We should not be surprised at the regime’s methods, says Helmi Noman at the Munk School of Global Affairs in Toronto, Canada. “The Syrian Computer Society was headed by al-Assad himself in the 1990s before he became president,” he says. He is referring to the body that registered the domain name of the pro-regime Syrian Electronic Army, the Arab world’s first openly active group of hackers. The group has defaced websites linked with the opposition, as well as sites belonging to media organisations and governments that appear sympathetic to the protesters.

The government also keeps a close eye on cyber dissidents, arresting 12 online activists last week. It has even shown some basic hacking skills of its own. Last May, Syrian activists noticed that the country’s telecommunications ministry was eavesdropping on Facebook traffic. The hack was crude and easily spotted, but probably succeeded in capturing many passwords and private messages. Soon after, a message with a link to what was billed as “fascinating video clip showing an attack on Syrian regime” began appearing on Syrians’ Twitter accounts. It linked to what looked like Facebook’s login page, but was really a phishing site.

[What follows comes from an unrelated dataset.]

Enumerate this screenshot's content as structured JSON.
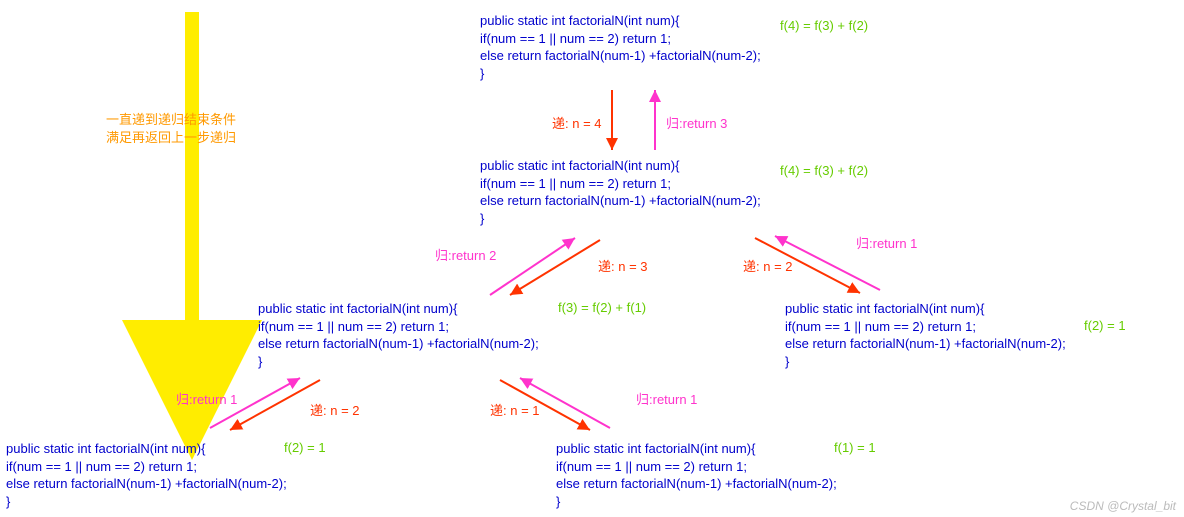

The government’s focus on social media has led activists to take extra precautions. “When [the government] arrests activists, they ask them for their Facebook login information,” says one Syria-based activist who was detained for two months last year, and spoke to New Scientist on condition of anonymity. “But most activists have already created alternative personal pages to be used for such a situation.

Palestinian on Hunger Strike to Be Freed Without Court Ruling


JERUSALEM — A Palestinian who fasted for 66 days to protest his detention without charge ended his hunger strike on Tuesday after the Israeli authorities agreed to release him in mid-April, if no major new evidence is brought against him.

In making the deal, Israel averted the possibility of widespread unrest that many expected if the detainee, a 33-year-old member of Islamic Jihad, had died, as medical experts had determined was an imminent danger. More important, it forestalled an emergency hearing at the High Court of Justice that could have set off a broader review of Israeli military courts’ practice of administrative detention, which has been used against thousands of Palestinians over time.

Palestinian rights activists and other supporters of the detainee, Khader Adnan, insisted that the outcome remained a victory, though the case had failed to force any fundamental change in Israeli policy.

“In the end Khader’s life was saved and his message, raising awareness about administrative detention, got out to the world,” said Shawan Jabarin, director of Al Haq, a Palestinian human rights organization based in the West Bank city of Ramallah. Mr. Jabarin added that Mr. Adnan was “a hero, a champion,” and compared him to Bobby Sands, the Irish Republican Army member who died in 1981 after an equally long hunger strike.

Guantánamo Suicide Suit Disallowed

A federal appeals court ruled Tuesday that the families of two detainees at Guantánamo Bay, Cuba, who the government says hanged themselves cannot sue for damages in United States courts. The families of the detainees, Yasser Al-Zahrani and Salah Ali Abdullah Ahmed Al-Salam, claimed that they died after being subjected to arbitrary detention, torture, violations of the Geneva Conventions and cruel and unusual punishment. But three judges on the United States Court of Appeals for the District of Columbia Circuit ruled that federal courts do not have authority over lawsuits related to treatment of Guantánamo detainees.